### Your goal
Below are some entries. Count the lines where "code" appears and state only that number.

(Data about app and page elements)
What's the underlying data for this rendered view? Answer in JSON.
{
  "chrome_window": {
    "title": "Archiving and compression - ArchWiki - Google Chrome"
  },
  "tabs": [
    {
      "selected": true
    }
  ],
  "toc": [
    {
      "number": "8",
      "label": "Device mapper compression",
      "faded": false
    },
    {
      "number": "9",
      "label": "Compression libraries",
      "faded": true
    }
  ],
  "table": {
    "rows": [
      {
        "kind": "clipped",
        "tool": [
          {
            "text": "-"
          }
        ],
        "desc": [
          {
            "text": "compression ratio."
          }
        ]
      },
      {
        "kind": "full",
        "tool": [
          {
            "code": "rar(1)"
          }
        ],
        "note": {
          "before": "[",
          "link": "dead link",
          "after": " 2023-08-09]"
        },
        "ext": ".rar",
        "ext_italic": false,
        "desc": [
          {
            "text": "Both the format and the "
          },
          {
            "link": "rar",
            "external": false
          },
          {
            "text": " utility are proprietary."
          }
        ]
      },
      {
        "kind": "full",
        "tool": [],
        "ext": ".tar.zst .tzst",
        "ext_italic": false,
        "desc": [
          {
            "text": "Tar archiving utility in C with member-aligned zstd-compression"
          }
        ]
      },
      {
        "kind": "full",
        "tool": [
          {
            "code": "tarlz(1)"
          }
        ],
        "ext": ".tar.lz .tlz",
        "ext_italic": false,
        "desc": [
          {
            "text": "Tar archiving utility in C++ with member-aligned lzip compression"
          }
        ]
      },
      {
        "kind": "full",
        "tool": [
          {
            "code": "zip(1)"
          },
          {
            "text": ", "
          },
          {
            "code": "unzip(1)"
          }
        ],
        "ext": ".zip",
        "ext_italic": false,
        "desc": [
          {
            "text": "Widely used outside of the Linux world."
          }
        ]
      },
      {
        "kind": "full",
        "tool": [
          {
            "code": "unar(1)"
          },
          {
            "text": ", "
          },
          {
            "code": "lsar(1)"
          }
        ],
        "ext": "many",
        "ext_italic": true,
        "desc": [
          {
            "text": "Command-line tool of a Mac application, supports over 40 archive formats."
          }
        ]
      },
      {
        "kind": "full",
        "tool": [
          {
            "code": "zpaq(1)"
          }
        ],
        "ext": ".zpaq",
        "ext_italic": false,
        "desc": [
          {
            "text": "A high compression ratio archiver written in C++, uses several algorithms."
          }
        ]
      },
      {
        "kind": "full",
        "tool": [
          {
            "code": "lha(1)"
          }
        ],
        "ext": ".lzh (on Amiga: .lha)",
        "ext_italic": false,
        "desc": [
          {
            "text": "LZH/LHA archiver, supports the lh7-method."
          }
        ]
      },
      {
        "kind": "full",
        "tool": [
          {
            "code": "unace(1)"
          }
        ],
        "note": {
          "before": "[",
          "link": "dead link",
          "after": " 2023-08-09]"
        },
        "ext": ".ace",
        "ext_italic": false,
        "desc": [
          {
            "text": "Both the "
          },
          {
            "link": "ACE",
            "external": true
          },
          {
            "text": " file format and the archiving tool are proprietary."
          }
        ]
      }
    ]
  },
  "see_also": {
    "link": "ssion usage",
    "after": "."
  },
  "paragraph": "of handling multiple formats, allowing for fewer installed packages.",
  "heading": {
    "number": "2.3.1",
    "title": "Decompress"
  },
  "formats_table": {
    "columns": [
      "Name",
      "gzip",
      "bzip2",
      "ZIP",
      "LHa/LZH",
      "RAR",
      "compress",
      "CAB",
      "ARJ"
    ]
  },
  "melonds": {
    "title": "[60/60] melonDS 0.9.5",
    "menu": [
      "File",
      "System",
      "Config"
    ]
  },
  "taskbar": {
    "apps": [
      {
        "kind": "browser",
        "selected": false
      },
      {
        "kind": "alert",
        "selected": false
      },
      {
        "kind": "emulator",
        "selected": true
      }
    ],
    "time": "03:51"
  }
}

### Answer area
9